WHAT TO PRODUCE:
Every record here needs to be duplicated exactly.

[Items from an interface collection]
┌──

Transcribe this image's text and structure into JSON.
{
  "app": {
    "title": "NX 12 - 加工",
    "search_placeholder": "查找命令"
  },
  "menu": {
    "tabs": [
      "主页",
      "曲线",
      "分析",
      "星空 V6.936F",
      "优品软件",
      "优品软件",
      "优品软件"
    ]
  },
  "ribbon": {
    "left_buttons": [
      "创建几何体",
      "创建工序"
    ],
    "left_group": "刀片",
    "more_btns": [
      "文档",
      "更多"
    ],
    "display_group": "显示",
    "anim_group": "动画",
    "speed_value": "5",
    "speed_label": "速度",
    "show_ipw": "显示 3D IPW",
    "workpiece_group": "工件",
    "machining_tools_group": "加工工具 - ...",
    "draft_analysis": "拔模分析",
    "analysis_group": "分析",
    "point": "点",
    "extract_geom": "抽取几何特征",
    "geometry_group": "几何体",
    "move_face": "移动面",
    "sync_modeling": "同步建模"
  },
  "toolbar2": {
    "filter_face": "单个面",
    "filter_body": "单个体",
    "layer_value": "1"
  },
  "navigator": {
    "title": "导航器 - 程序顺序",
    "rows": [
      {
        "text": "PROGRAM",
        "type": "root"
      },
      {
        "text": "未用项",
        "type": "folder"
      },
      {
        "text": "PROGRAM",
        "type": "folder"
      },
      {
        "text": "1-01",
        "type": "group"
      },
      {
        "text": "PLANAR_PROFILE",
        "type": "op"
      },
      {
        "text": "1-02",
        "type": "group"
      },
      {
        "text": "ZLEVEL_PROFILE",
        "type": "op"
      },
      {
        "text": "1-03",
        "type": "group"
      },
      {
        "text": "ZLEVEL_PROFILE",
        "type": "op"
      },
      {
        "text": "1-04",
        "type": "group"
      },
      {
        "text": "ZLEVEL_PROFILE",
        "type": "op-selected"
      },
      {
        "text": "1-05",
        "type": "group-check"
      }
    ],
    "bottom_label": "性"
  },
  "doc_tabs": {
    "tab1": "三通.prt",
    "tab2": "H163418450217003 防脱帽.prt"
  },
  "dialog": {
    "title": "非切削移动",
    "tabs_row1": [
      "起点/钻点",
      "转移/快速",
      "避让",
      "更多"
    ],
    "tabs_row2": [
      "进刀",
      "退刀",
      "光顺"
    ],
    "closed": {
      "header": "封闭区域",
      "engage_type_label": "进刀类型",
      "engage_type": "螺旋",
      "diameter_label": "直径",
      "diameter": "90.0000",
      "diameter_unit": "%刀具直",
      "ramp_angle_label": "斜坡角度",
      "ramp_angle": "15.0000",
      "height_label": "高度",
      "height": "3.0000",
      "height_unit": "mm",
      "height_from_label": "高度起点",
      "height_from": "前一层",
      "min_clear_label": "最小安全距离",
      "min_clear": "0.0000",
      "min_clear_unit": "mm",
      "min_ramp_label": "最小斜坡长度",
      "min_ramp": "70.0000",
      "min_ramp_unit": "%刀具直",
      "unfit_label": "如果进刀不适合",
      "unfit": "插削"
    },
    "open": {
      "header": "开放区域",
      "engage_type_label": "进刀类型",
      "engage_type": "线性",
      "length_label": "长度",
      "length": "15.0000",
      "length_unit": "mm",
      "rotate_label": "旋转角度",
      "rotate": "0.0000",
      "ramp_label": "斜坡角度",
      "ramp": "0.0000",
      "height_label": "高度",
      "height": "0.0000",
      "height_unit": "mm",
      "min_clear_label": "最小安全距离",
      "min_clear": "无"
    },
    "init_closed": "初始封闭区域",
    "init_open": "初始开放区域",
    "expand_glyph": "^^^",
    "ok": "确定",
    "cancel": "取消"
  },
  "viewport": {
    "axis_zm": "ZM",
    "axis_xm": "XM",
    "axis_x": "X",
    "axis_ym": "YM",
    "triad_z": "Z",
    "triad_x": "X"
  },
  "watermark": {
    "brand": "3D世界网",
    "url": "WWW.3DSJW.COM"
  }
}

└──

WORKED SOLUTION:
Transcribe this image's text and structure into JSON.
{
  "app": {
    "title": "NX 12 - 加工",
    "search_placeholder": "查找命令"
  },
  "menu": {
    "tabs": [
      "主页",
      "曲线",
      "分析",
      "星空 V6.936F",
      "优品软件",
      "优品软件",
      "优品软件"
    ]
  },
  "ribbon": {
    "left_buttons": [
      "创建几何体",
      "创建工序"
    ],
    "left_group": "刀片",
    "more_btns": [
      "文档",
      "更多"
    ],
    "display_group": "显示",
    "anim_group": "动画",
    "speed_value": "5",
    "speed_label": "速度",
    "show_ipw": "显示 3D IPW",
    "workpiece_group": "工件",
    "machining_tools_group": "加工工具 - ...",
    "draft_analysis": "拔模分析",
    "analysis_group": "分析",
    "point": "点",
    "extract_geom": "抽取几何特征",
    "geometry_group": "几何体",
    "move_face": "移动面",
    "sync_modeling": "同步建模"
  },
  "toolbar2": {
    "filter_face": "单个面",
    "filter_body": "单个体",
    "layer_value": "1"
  },
  "navigator": {
    "title": "导航器 - 程序顺序",
    "rows": [
      {
        "text": "PROGRAM",
        "type": "root"
      },
      {
        "text": "未用项",
        "type": "folder"
      },
      {
        "text": "PROGRAM",
        "type": "folder"
      },
      {
        "text": "1-01",
        "type": "group"
      },
      {
        "text": "PLANAR_PROFILE",
        "type": "op"
      },
      {
        "text": "1-02",
        "type": "group"
      },
      {
        "text": "ZLEVEL_PROFILE",
        "type": "op"
      },
      {
        "text": "1-03",
        "type": "group"
      },
      {
        "text": "ZLEVEL_PROFILE",
        "type": "op"
      },
      {
        "text": "1-04",
        "type": "group"
      },
      {
        "text": "ZLEVEL_PROFILE",
        "type": "op-selected"
      },
      {
        "text": "1-05",
        "type": "group-check"
      }
    ],
    "bottom_label": "性"
  },
  "doc_tabs": {
    "tab1": "三通.prt",
    "tab2": "H163418450217003 防脱帽.prt"
  },
  "dialog": {
    "title": "非切削移动",
    "tabs_row1": [
      "起点/钻点",
      "转移/快速",
      "避让",
      "更多"
    ],
    "tabs_row2": [
      "进刀",
      "退刀",
      "光顺"
    ],
    "closed": {
      "header": "封闭区域",
      "engage_type_label": "进刀类型",
      "engage_type": "螺旋",
      "diameter_label": "直径",
      "diameter": "90.0000",
      "diameter_unit": "%刀具直",
      "ramp_angle_label": "斜坡角度",
      "ramp_angle": "15.0000",
      "height_label": "高度",
      "height": "3.0000",
      "height_unit": "mm",
      "height_from_label": "高度起点",
      "height_from": "前一层",
      "min_clear_label": "最小安全距离",
      "min_clear": "0.0000",
      "min_clear_unit": "mm",
      "min_ramp_label": "最小斜坡长度",
      "min_ramp": "70.0000",
      "min_ramp_unit": "%刀具直",
      "unfit_label": "如果进刀不适合",
      "unfit": "插削"
    },
    "open": {
      "header": "开放区域",
      "engage_type_label": "进刀类型",
      "engage_type": "线性",
      "length_label": "长度",
      "length": "15.0000",
      "length_unit": "mm",
      "rotate_label": "旋转角度",
      "rotate": "0.0000",
      "ramp_label": "斜坡角度",
      "ramp": "0.0000",
      "height_label": "高度",
      "height": "0.0000",
      "height_unit": "mm",
      "min_clear_label": "最小安全距离",
      "min_clear": "无"
    },
    "init_closed": "初始封闭区域",
    "init_open": "初始开放区域",
    "expand_glyph": "^^^",
    "ok": "确定",
    "cancel": "取消"
  },
  "viewport": {
    "axis_zm": "ZM",
    "axis_xm": "XM",
    "axis_x": "X",
    "axis_ym": "YM",
    "triad_z": "Z",
    "triad_x": "X"
  },
  "watermark": {
    "brand": "3D世界网",
    "url": "WWW.3DSJW.COM"
  }
}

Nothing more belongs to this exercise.